Bisphenol A (BPA) has one of the highest production volumes of all chemicals worldwide. It has been widely studied because of its endocrine modulating activity. In addition to dietary intake, absorption of BPA via the skin from handling thermal papers is believed to be a relevant route of exposure. We studied BPA exposure via thermal paper receipts in simulation experiments performed by three volunteers, and examined urinary excretion of BPA. We also evaluated background BPA excretion among the Finnish working-age population. The geometric mean BPA excretion among non-occupationally exposed working-age Finns (n=121) was 2.6 µg/l, the range being 0.8-18.9 µg/l. The 95th percentile of the non-occupationally exposed people was 8 µg/l, and this was set as the reference limit for the non-occupationally exposed population. In the first simulation experiment, which was conducted under conditions representing the most likely exposure, i.e., the work of a cashier in a supermarket, BPA excretion remained below the reference limit in all participants. In the second simulation experiment, with more intensive, short-time handling of thermal paper (three times 5 min), urinary excretion also remained at or below background levels (highest value being 10.3 µg/l). The calculated maximum BPA excretion per day after handling thermal paper was less than 0.2 µg/kg of body weight, suggesting a total daily intake over 25 times lower than the European Food Safety Authority's (EFSA's) proposal for a temporary tolerable daily intake (temporary TDI) (5 µg/kg/day).

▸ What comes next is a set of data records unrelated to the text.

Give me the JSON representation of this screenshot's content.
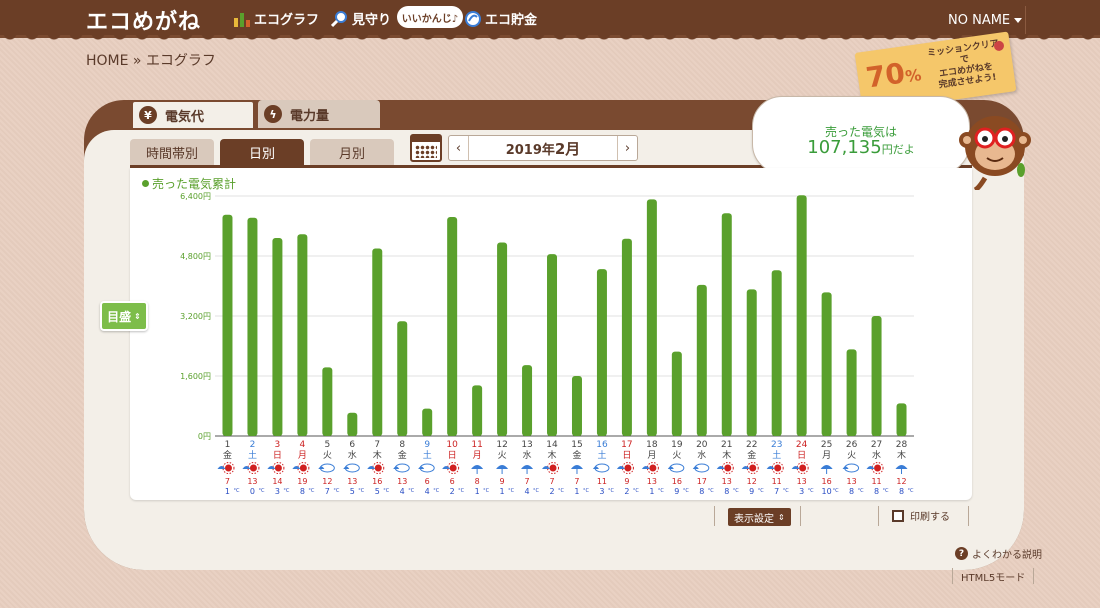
{
  "header": {
    "logo": "エコめがね",
    "nav": [
      {
        "label": "エコグラフ",
        "icon": "bar-graph-icon"
      },
      {
        "label": "見守り",
        "icon": "magnifier-icon"
      },
      {
        "label": "エコ貯金",
        "icon": "coin-icon"
      }
    ],
    "badge": "いいかんじ♪",
    "user": "NO NAME"
  },
  "breadcrumb": "HOME » エコグラフ",
  "mission": {
    "percent": "70",
    "unit": "%",
    "text_lines": [
      "ミッションクリアで",
      "エコめがねを",
      "完成させよう!"
    ]
  },
  "tabs": {
    "top": [
      "電気代",
      "電力量"
    ],
    "sub": [
      "時間帯別",
      "日別",
      "月別"
    ]
  },
  "month": {
    "year_prefix": "2019年",
    "month": "2月"
  },
  "bubble": {
    "label": "売った電気は",
    "value": "107,135",
    "unit": "円だよ"
  },
  "meter_toggle": "目盛",
  "controls": {
    "display_settings": "表示設定",
    "print": "印刷する",
    "help": "よくわかる説明",
    "html5": "HTML5モード"
  },
  "colors": {
    "brown": "#6b3e26",
    "bar_green": "#5aa02c",
    "bubble_green": "#3a9c3a",
    "sat": "#3a7dd6",
    "sun": "#cc2222"
  },
  "chart_data": {
    "type": "bar",
    "title": "売った電気累計",
    "ylim": [
      0,
      6400
    ],
    "yticks": [
      "0円",
      "1,600円",
      "3,200円",
      "4,800円",
      "6,400円"
    ],
    "days": [
      "1",
      "2",
      "3",
      "4",
      "5",
      "6",
      "7",
      "8",
      "9",
      "10",
      "11",
      "12",
      "13",
      "14",
      "15",
      "16",
      "17",
      "18",
      "19",
      "20",
      "21",
      "22",
      "23",
      "24",
      "25",
      "26",
      "27",
      "28"
    ],
    "weekdays": [
      "金",
      "土",
      "日",
      "月",
      "火",
      "水",
      "木",
      "金",
      "土",
      "日",
      "月",
      "火",
      "水",
      "木",
      "金",
      "土",
      "日",
      "月",
      "火",
      "水",
      "木",
      "金",
      "土",
      "日",
      "月",
      "火",
      "水",
      "木"
    ],
    "day_types": [
      "wk",
      "sat",
      "sun",
      "hol",
      "wk",
      "wk",
      "wk",
      "wk",
      "sat",
      "sun",
      "hol",
      "wk",
      "wk",
      "wk",
      "wk",
      "sat",
      "sun",
      "wk",
      "wk",
      "wk",
      "wk",
      "wk",
      "sat",
      "sun",
      "wk",
      "wk",
      "wk",
      "wk"
    ],
    "values": [
      5900,
      5820,
      5280,
      5380,
      1830,
      620,
      5000,
      3060,
      730,
      5840,
      1350,
      5160,
      1890,
      4850,
      1600,
      4450,
      5260,
      6310,
      2250,
      4030,
      5940,
      3910,
      4420,
      6420,
      3830,
      2310,
      3200,
      870
    ],
    "weather": [
      "sun",
      "sun",
      "sun",
      "sun",
      "cloud",
      "cloud",
      "sun",
      "cloud",
      "cloud",
      "sun",
      "rain",
      "rain",
      "rain",
      "sun",
      "rain",
      "cloud",
      "sun",
      "sun",
      "cloud",
      "cloud",
      "sun",
      "sun",
      "sun",
      "sun",
      "rain",
      "cloud",
      "sun",
      "rain"
    ],
    "temp_high": [
      7,
      13,
      14,
      19,
      12,
      13,
      16,
      13,
      6,
      6,
      8,
      9,
      7,
      7,
      7,
      11,
      9,
      13,
      16,
      17,
      13,
      12,
      11,
      13,
      16,
      13,
      11,
      12
    ],
    "temp_low": [
      1,
      0,
      3,
      8,
      7,
      5,
      5,
      4,
      4,
      2,
      1,
      1,
      4,
      2,
      1,
      3,
      2,
      1,
      9,
      8,
      8,
      9,
      7,
      3,
      10,
      8,
      8,
      8
    ]
  }
}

A method based on solid phase extraction and derivatization with acetic anhydride followed by gas chromatography-mass spectrometry was validated for the determination of bisphenol A (BPA) in baby foods. The average method detection limit (MDL) was 0.18 ng/g for a 5 g sample. Method repeatability was demonstrated with the replicate analyses of various different types of baby foods; relative standard deviations (RSD) ranged from 1.2 to 16.1% with an average of 8.7%. Extraction recoveries ranged from 93.5 to 102.5% for different types of baby foods spiked at levels of 1-8 ng/g. This method was used to analyze 122 baby food products of 7 brands in glass jars with metal lids for BPA. The presence of BPA could not be confirmed and quantified for 23 of the 122 products due to interference from sample matrices. For the other 99 products, 15% had BPA levels of less than the average MDL, about 70% had BPA levels of less than 1 ng/g, and the average BPA levels in all 99 products was 1.1 ng/g. The average BPA level in the baby food products from brand E (3.9 ng/g) is higher than the average BPA levels in the products from the other brands (0.54-1.1 ng/g). The highest level of BPA, 7.2 ng/g, was found in two products from brand E as well. The average BPA level in the fruit products from all brands (0.60 ng/g) is lower than those in the mixed-dish products (1.1 ng/g) and the vegetable products (1.2 ng/g).